> [Task goal]: Consider the entries below. Count the lines holding the string "files" and state the number only.

> [Record set]:
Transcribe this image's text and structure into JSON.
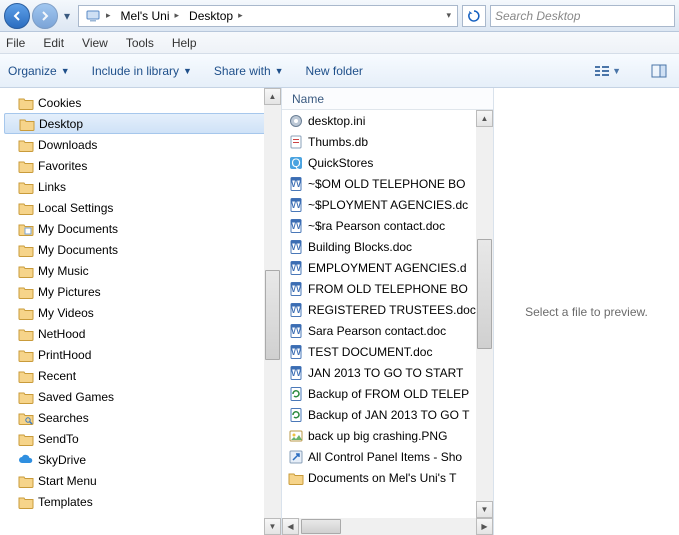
{
  "breadcrumb": {
    "seg1": "Mel's Uni",
    "seg2": "Desktop"
  },
  "search": {
    "placeholder": "Search Desktop"
  },
  "menu": {
    "file": "File",
    "edit": "Edit",
    "view": "View",
    "tools": "Tools",
    "help": "Help"
  },
  "cmd": {
    "organize": "Organize",
    "include": "Include in library",
    "share": "Share with",
    "newfolder": "New folder"
  },
  "tree": {
    "items": [
      {
        "label": "Cookies",
        "icon": "folder"
      },
      {
        "label": "Desktop",
        "icon": "folder-open",
        "selected": true
      },
      {
        "label": "Downloads",
        "icon": "folder"
      },
      {
        "label": "Favorites",
        "icon": "folder"
      },
      {
        "label": "Links",
        "icon": "folder"
      },
      {
        "label": "Local Settings",
        "icon": "folder"
      },
      {
        "label": "My Documents",
        "icon": "folder-docs"
      },
      {
        "label": "My Documents",
        "icon": "folder"
      },
      {
        "label": "My Music",
        "icon": "folder"
      },
      {
        "label": "My Pictures",
        "icon": "folder"
      },
      {
        "label": "My Videos",
        "icon": "folder"
      },
      {
        "label": "NetHood",
        "icon": "folder"
      },
      {
        "label": "PrintHood",
        "icon": "folder"
      },
      {
        "label": "Recent",
        "icon": "folder"
      },
      {
        "label": "Saved Games",
        "icon": "folder"
      },
      {
        "label": "Searches",
        "icon": "folder-search"
      },
      {
        "label": "SendTo",
        "icon": "folder"
      },
      {
        "label": "SkyDrive",
        "icon": "skydrive"
      },
      {
        "label": "Start Menu",
        "icon": "folder"
      },
      {
        "label": "Templates",
        "icon": "folder"
      }
    ]
  },
  "list": {
    "column": "Name",
    "items": [
      {
        "label": "desktop.ini",
        "icon": "ini"
      },
      {
        "label": "Thumbs.db",
        "icon": "db"
      },
      {
        "label": "QuickStores",
        "icon": "app"
      },
      {
        "label": "~$OM OLD TELEPHONE BO",
        "icon": "docx"
      },
      {
        "label": "~$PLOYMENT AGENCIES.dc",
        "icon": "docx"
      },
      {
        "label": "~$ra Pearson contact.doc",
        "icon": "docx"
      },
      {
        "label": "Building Blocks.doc",
        "icon": "doc"
      },
      {
        "label": "EMPLOYMENT AGENCIES.d",
        "icon": "doc"
      },
      {
        "label": "FROM OLD TELEPHONE BO",
        "icon": "doc"
      },
      {
        "label": "REGISTERED TRUSTEES.doc",
        "icon": "doc"
      },
      {
        "label": "Sara Pearson contact.doc",
        "icon": "doc"
      },
      {
        "label": "TEST DOCUMENT.doc",
        "icon": "doc"
      },
      {
        "label": "JAN 2013 TO GO TO START",
        "icon": "docx"
      },
      {
        "label": "Backup of FROM OLD TELEP",
        "icon": "backup"
      },
      {
        "label": "Backup of JAN 2013 TO GO T",
        "icon": "backup"
      },
      {
        "label": "back up big crashing.PNG",
        "icon": "png"
      },
      {
        "label": "All Control Panel Items - Sho",
        "icon": "shortcut"
      },
      {
        "label": "Documents on Mel's Uni's T",
        "icon": "folder"
      }
    ]
  },
  "preview": {
    "empty": "Select a file to preview."
  }
}
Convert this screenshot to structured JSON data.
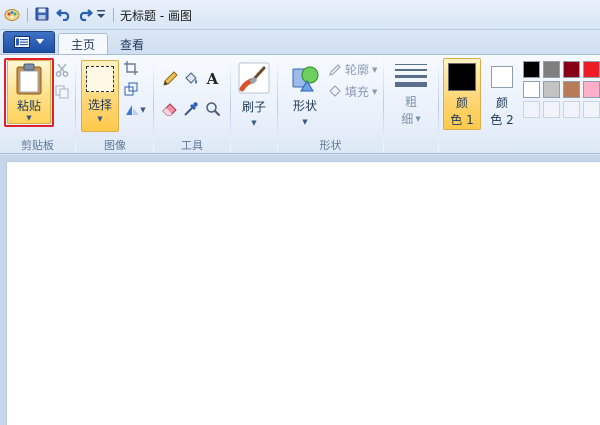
{
  "titlebar": {
    "title": "无标题 - 画图"
  },
  "tabs": [
    {
      "label": "主页",
      "active": true
    },
    {
      "label": "查看",
      "active": false
    }
  ],
  "clipboard": {
    "paste_label": "粘贴",
    "group_label": "剪贴板"
  },
  "image": {
    "select_label": "选择",
    "group_label": "图像"
  },
  "tools": {
    "group_label": "工具"
  },
  "brushes": {
    "label": "刷子"
  },
  "shapes": {
    "shapes_label": "形状",
    "outline_label": "轮廓",
    "fill_label": "填充",
    "group_label": "形状"
  },
  "size": {
    "label_line1": "粗",
    "label_line2": "细"
  },
  "colors": {
    "color1_line1": "颜",
    "color1_line2": "色 1",
    "color2_line1": "颜",
    "color2_line2": "色 2",
    "color1_value": "#000000",
    "color2_value": "#ffffff",
    "palette_row1": [
      "#000000",
      "#7f7f7f",
      "#880015",
      "#ed1c24"
    ],
    "palette_row2": [
      "#ffffff",
      "#c3c3c3",
      "#b97a57",
      "#ffaec9"
    ],
    "palette_row3": [
      "#f0f4fa",
      "#f0f4fa",
      "#f0f4fa",
      "#f0f4fa"
    ]
  },
  "highlight_color": "#e0202a"
}
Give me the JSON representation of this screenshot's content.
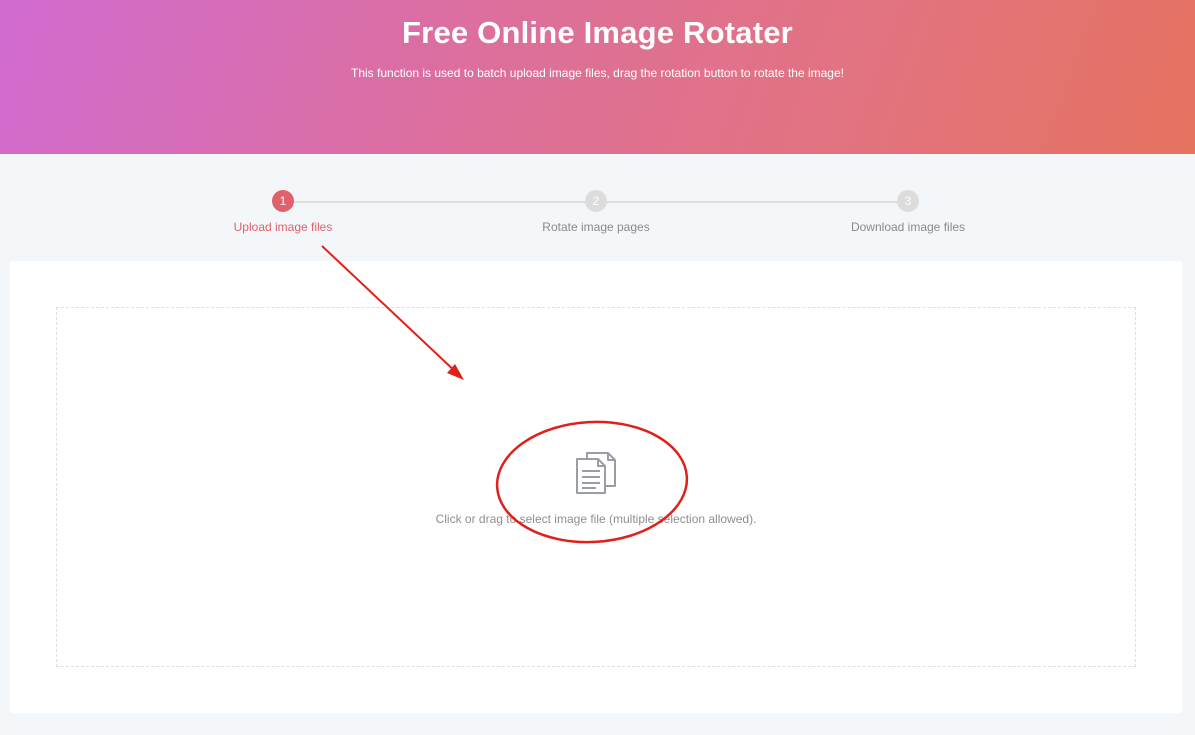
{
  "header": {
    "title": "Free Online Image Rotater",
    "subtitle": "This function is used to batch upload image files, drag the rotation button to rotate the image!"
  },
  "steps": [
    {
      "number": "1",
      "label": "Upload image files",
      "active": true
    },
    {
      "number": "2",
      "label": "Rotate image pages",
      "active": false
    },
    {
      "number": "3",
      "label": "Download image files",
      "active": false
    }
  ],
  "upload": {
    "icon": "file-copy-icon",
    "instruction": "Click or drag to select image file (multiple selection allowed)."
  },
  "colors": {
    "accent": "#e0606b",
    "annotation": "#e0201a",
    "inactive_step": "#dcdcdc"
  }
}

> [Solution for this exercise]: 3